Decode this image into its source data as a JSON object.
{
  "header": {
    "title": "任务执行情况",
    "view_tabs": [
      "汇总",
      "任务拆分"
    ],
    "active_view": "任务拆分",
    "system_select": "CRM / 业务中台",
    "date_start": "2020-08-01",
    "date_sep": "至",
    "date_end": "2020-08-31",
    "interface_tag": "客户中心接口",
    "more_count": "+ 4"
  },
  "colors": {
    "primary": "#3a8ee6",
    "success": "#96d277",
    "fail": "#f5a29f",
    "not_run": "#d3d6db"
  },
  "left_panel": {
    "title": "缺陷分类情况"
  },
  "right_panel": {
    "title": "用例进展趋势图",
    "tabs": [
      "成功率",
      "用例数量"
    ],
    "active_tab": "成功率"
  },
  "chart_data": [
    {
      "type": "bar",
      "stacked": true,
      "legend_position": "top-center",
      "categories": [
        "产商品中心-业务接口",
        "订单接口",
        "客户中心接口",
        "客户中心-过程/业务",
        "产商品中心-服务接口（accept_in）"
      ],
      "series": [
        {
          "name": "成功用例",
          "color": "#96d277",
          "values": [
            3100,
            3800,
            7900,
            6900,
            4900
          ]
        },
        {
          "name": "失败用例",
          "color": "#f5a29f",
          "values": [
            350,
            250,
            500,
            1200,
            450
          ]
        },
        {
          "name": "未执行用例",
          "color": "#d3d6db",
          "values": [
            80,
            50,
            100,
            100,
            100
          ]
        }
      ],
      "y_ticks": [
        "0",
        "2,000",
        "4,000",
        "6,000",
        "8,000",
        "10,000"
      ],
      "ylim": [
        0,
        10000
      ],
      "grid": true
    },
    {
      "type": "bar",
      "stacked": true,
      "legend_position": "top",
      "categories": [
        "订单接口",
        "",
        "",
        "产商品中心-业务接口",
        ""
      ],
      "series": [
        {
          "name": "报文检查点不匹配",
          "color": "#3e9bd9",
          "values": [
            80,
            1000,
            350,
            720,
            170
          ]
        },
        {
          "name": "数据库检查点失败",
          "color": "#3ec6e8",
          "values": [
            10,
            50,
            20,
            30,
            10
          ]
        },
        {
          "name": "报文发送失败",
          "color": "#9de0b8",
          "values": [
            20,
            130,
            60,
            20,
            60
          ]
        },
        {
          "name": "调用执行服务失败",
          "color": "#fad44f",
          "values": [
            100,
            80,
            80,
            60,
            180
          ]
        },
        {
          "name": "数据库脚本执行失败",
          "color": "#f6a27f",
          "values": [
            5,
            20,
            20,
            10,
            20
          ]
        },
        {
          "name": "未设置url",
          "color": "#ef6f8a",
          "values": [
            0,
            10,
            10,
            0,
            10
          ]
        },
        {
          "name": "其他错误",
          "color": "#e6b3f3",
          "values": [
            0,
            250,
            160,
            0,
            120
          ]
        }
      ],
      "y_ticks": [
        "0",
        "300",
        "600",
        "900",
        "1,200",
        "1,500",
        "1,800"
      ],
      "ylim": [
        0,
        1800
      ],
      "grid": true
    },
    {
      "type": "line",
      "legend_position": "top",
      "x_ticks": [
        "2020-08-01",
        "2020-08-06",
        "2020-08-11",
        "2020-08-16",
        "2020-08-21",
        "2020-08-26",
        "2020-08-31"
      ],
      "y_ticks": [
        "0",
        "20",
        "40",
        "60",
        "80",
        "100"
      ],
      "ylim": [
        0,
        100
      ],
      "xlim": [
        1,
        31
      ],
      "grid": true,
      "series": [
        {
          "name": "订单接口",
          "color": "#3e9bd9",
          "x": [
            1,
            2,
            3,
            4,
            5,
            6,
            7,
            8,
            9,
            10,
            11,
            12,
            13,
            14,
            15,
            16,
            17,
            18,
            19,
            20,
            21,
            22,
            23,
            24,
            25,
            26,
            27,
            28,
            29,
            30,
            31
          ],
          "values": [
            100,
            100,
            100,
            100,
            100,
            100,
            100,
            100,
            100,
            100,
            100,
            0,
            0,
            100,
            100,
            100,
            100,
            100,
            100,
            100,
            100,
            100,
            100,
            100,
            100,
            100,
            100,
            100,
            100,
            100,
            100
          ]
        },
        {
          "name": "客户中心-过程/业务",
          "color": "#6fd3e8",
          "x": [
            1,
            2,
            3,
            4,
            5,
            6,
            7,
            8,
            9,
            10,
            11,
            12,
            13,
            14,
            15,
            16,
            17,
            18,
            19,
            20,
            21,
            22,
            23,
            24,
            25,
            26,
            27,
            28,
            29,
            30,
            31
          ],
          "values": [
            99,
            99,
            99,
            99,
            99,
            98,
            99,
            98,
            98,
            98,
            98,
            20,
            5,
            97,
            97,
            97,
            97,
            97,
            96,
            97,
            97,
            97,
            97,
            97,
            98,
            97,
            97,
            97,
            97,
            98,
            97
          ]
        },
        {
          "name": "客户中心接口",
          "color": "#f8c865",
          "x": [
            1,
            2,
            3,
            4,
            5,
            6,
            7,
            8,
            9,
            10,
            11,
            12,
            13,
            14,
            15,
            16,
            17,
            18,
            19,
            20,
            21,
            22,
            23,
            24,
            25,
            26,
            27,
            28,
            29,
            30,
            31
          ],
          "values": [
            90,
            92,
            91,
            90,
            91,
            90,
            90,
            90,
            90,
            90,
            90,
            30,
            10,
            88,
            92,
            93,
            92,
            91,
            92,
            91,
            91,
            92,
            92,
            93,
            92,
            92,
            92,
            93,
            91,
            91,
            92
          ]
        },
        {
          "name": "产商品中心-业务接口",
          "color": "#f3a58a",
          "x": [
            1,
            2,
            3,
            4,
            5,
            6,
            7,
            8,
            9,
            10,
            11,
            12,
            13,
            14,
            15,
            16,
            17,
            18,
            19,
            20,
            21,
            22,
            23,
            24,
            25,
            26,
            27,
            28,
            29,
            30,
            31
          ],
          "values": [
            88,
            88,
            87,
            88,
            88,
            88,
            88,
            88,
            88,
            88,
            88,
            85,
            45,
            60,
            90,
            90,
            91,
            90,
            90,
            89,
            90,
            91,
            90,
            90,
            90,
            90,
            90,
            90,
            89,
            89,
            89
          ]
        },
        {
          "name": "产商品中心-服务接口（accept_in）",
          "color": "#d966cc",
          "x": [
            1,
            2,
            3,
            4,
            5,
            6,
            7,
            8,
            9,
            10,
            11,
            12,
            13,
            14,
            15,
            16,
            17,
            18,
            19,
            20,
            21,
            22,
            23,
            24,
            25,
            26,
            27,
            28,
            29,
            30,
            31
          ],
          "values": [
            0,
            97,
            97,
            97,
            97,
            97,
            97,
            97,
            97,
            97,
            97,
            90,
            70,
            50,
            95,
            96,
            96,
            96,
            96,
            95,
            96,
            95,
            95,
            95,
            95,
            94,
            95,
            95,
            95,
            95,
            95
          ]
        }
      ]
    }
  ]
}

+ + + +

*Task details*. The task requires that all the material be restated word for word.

*Your solution*.
Decode this image into its source data as a JSON object.
{
  "header": {
    "title": "任务执行情况",
    "view_tabs": [
      "汇总",
      "任务拆分"
    ],
    "active_view": "任务拆分",
    "system_select": "CRM / 业务中台",
    "date_start": "2020-08-01",
    "date_sep": "至",
    "date_end": "2020-08-31",
    "interface_tag": "客户中心接口",
    "more_count": "+ 4"
  },
  "colors": {
    "primary": "#3a8ee6",
    "success": "#96d277",
    "fail": "#f5a29f",
    "not_run": "#d3d6db"
  },
  "left_panel": {
    "title": "缺陷分类情况"
  },
  "right_panel": {
    "title": "用例进展趋势图",
    "tabs": [
      "成功率",
      "用例数量"
    ],
    "active_tab": "成功率"
  },
  "chart_data": [
    {
      "type": "bar",
      "stacked": true,
      "legend_position": "top-center",
      "categories": [
        "产商品中心-业务接口",
        "订单接口",
        "客户中心接口",
        "客户中心-过程/业务",
        "产商品中心-服务接口（accept_in）"
      ],
      "series": [
        {
          "name": "成功用例",
          "color": "#96d277",
          "values": [
            3100,
            3800,
            7900,
            6900,
            4900
          ]
        },
        {
          "name": "失败用例",
          "color": "#f5a29f",
          "values": [
            350,
            250,
            500,
            1200,
            450
          ]
        },
        {
          "name": "未执行用例",
          "color": "#d3d6db",
          "values": [
            80,
            50,
            100,
            100,
            100
          ]
        }
      ],
      "y_ticks": [
        "0",
        "2,000",
        "4,000",
        "6,000",
        "8,000",
        "10,000"
      ],
      "ylim": [
        0,
        10000
      ],
      "grid": true
    },
    {
      "type": "bar",
      "stacked": true,
      "legend_position": "top",
      "categories": [
        "订单接口",
        "",
        "",
        "产商品中心-业务接口",
        ""
      ],
      "series": [
        {
          "name": "报文检查点不匹配",
          "color": "#3e9bd9",
          "values": [
            80,
            1000,
            350,
            720,
            170
          ]
        },
        {
          "name": "数据库检查点失败",
          "color": "#3ec6e8",
          "values": [
            10,
            50,
            20,
            30,
            10
          ]
        },
        {
          "name": "报文发送失败",
          "color": "#9de0b8",
          "values": [
            20,
            130,
            60,
            20,
            60
          ]
        },
        {
          "name": "调用执行服务失败",
          "color": "#fad44f",
          "values": [
            100,
            80,
            80,
            60,
            180
          ]
        },
        {
          "name": "数据库脚本执行失败",
          "color": "#f6a27f",
          "values": [
            5,
            20,
            20,
            10,
            20
          ]
        },
        {
          "name": "未设置url",
          "color": "#ef6f8a",
          "values": [
            0,
            10,
            10,
            0,
            10
          ]
        },
        {
          "name": "其他错误",
          "color": "#e6b3f3",
          "values": [
            0,
            250,
            160,
            0,
            120
          ]
        }
      ],
      "y_ticks": [
        "0",
        "300",
        "600",
        "900",
        "1,200",
        "1,500",
        "1,800"
      ],
      "ylim": [
        0,
        1800
      ],
      "grid": true
    },
    {
      "type": "line",
      "legend_position": "top",
      "x_ticks": [
        "2020-08-01",
        "2020-08-06",
        "2020-08-11",
        "2020-08-16",
        "2020-08-21",
        "2020-08-26",
        "2020-08-31"
      ],
      "y_ticks": [
        "0",
        "20",
        "40",
        "60",
        "80",
        "100"
      ],
      "ylim": [
        0,
        100
      ],
      "xlim": [
        1,
        31
      ],
      "grid": true,
      "series": [
        {
          "name": "订单接口",
          "color": "#3e9bd9",
          "x": [
            1,
            2,
            3,
            4,
            5,
            6,
            7,
            8,
            9,
            10,
            11,
            12,
            13,
            14,
            15,
            16,
            17,
            18,
            19,
            20,
            21,
            22,
            23,
            24,
            25,
            26,
            27,
            28,
            29,
            30,
            31
          ],
          "values": [
            100,
            100,
            100,
            100,
            100,
            100,
            100,
            100,
            100,
            100,
            100,
            0,
            0,
            100,
            100,
            100,
            100,
            100,
            100,
            100,
            100,
            100,
            100,
            100,
            100,
            100,
            100,
            100,
            100,
            100,
            100
          ]
        },
        {
          "name": "客户中心-过程/业务",
          "color": "#6fd3e8",
          "x": [
            1,
            2,
            3,
            4,
            5,
            6,
            7,
            8,
            9,
            10,
            11,
            12,
            13,
            14,
            15,
            16,
            17,
            18,
            19,
            20,
            21,
            22,
            23,
            24,
            25,
            26,
            27,
            28,
            29,
            30,
            31
          ],
          "values": [
            99,
            99,
            99,
            99,
            99,
            98,
            99,
            98,
            98,
            98,
            98,
            20,
            5,
            97,
            97,
            97,
            97,
            97,
            96,
            97,
            97,
            97,
            97,
            97,
            98,
            97,
            97,
            97,
            97,
            98,
            97
          ]
        },
        {
          "name": "客户中心接口",
          "color": "#f8c865",
          "x": [
            1,
            2,
            3,
            4,
            5,
            6,
            7,
            8,
            9,
            10,
            11,
            12,
            13,
            14,
            15,
            16,
            17,
            18,
            19,
            20,
            21,
            22,
            23,
            24,
            25,
            26,
            27,
            28,
            29,
            30,
            31
          ],
          "values": [
            90,
            92,
            91,
            90,
            91,
            90,
            90,
            90,
            90,
            90,
            90,
            30,
            10,
            88,
            92,
            93,
            92,
            91,
            92,
            91,
            91,
            92,
            92,
            93,
            92,
            92,
            92,
            93,
            91,
            91,
            92
          ]
        },
        {
          "name": "产商品中心-业务接口",
          "color": "#f3a58a",
          "x": [
            1,
            2,
            3,
            4,
            5,
            6,
            7,
            8,
            9,
            10,
            11,
            12,
            13,
            14,
            15,
            16,
            17,
            18,
            19,
            20,
            21,
            22,
            23,
            24,
            25,
            26,
            27,
            28,
            29,
            30,
            31
          ],
          "values": [
            88,
            88,
            87,
            88,
            88,
            88,
            88,
            88,
            88,
            88,
            88,
            85,
            45,
            60,
            90,
            90,
            91,
            90,
            90,
            89,
            90,
            91,
            90,
            90,
            90,
            90,
            90,
            90,
            89,
            89,
            89
          ]
        },
        {
          "name": "产商品中心-服务接口（accept_in）",
          "color": "#d966cc",
          "x": [
            1,
            2,
            3,
            4,
            5,
            6,
            7,
            8,
            9,
            10,
            11,
            12,
            13,
            14,
            15,
            16,
            17,
            18,
            19,
            20,
            21,
            22,
            23,
            24,
            25,
            26,
            27,
            28,
            29,
            30,
            31
          ],
          "values": [
            0,
            97,
            97,
            97,
            97,
            97,
            97,
            97,
            97,
            97,
            97,
            90,
            70,
            50,
            95,
            96,
            96,
            96,
            96,
            95,
            96,
            95,
            95,
            95,
            95,
            94,
            95,
            95,
            95,
            95,
            95
          ]
        }
      ]
    }
  ]
}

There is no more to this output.